Iron Ore Imports Boom as China Mills Go Big Before Curbs End

LAGOS (Capital Markets in Africa) – China’s just imported a gargantuan volume of iron ore. Shipments topped 100 million metric tons in January, the second-highest volume ever and a record for the month, as mills bought more cargoes amid expectations steel output will rebound when winter curbs are lifted.

Purchases swelled to 100.3 million tons, 9.3 percent higher than a year ago, and well above the 84.1 million tons seen in December, according to customs data on Thursday. The record monthly figure in the world’s largest buyer stands at 102.8 million tons, which was set in September.

Iron ore investors have been tracking China’s bid to fight pollution by cutting mills’ output, a drive that’s buttressed prices of higher-quality ores that are cleaner, while fuelling bets that steel demand will snap back when the curbs end. In anticipation, mills have been building up their ore inventory, helping to boost holdings across mainland ports to a record. The January figure is good news for miners including Rio Tinto Group, BHP Billiton Ltd. and Vale SA.

“Steelmakers have carried out large-scale restocking ahead of the relaxation of output curbs in March, which is now showing up in the import numbers, ”Zhao Chaoyue, an analyst at China Merchants Futures Co., said in a text message. “Ore inventories held at mills have risen to historical high levels.”

This week, Goldman Sachs Group Inc.’s Jeff Currie told Bloomberg there’s a global shortage of high-grade ore, and is forecasting a rally to $85 a ton. Lourenco Goncalves, chief executive officer of Cleveland-Cliffs Inc., said at present high grade “hits the ground in China and goes into blast furnace”.

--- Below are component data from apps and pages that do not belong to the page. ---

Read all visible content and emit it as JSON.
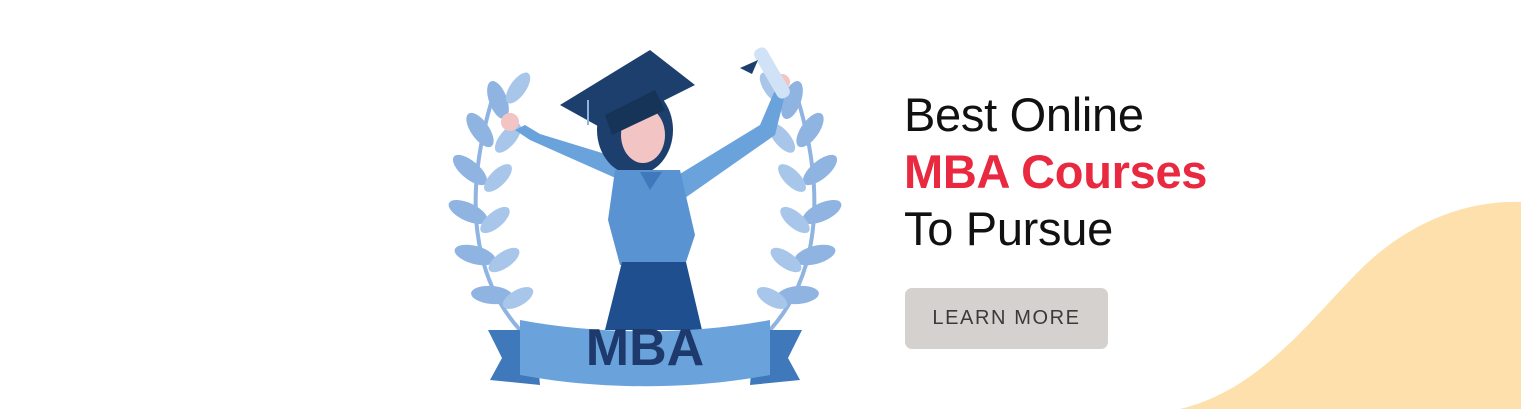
{
  "headline": {
    "line1": "Best Online",
    "line2": "MBA Courses",
    "line3": "To Pursue"
  },
  "cta": {
    "label": "LEARN MORE"
  },
  "illustration": {
    "ribbon_text": "MBA",
    "icon": "graduate-with-laurel-wreath"
  },
  "colors": {
    "accent": "#e8293f",
    "text": "#111111",
    "button_bg": "#d4d1cf",
    "button_text": "#3a3a3a",
    "wave": "#fde0ac",
    "ribbon_text": "#1e3a6d",
    "laurel": "#8fb4e2",
    "gown": "#5a93d2",
    "cap": "#1d3f6e"
  }
}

Spot ore with 62 percent iron content in Qingdao was at $77.10 a ton on Wednesday, the highest in almost a month, according to Prices have gained for four straight days and are 4.9 percent higher this year.

With the steel restrictions in place, port stockpiles of iron ore have expanded for the past four months — hitting a record 154.4 million tons in mid-January — before easing slightly, according to Shanghai Steelhome E-Commerce Co. Barclays Plc has said lower-quality grades are in abundance at the ports.

There are signs of solid shipments in February, although the headline figure will drop on the shorter month, and the week-long Lunar New Year break in China. Both Brazil and Australia’s Port Hedland dispatched record cargoes for the month of January, some of which will be discharged this month.

Source: Bloomberg Business News



Leave a Comment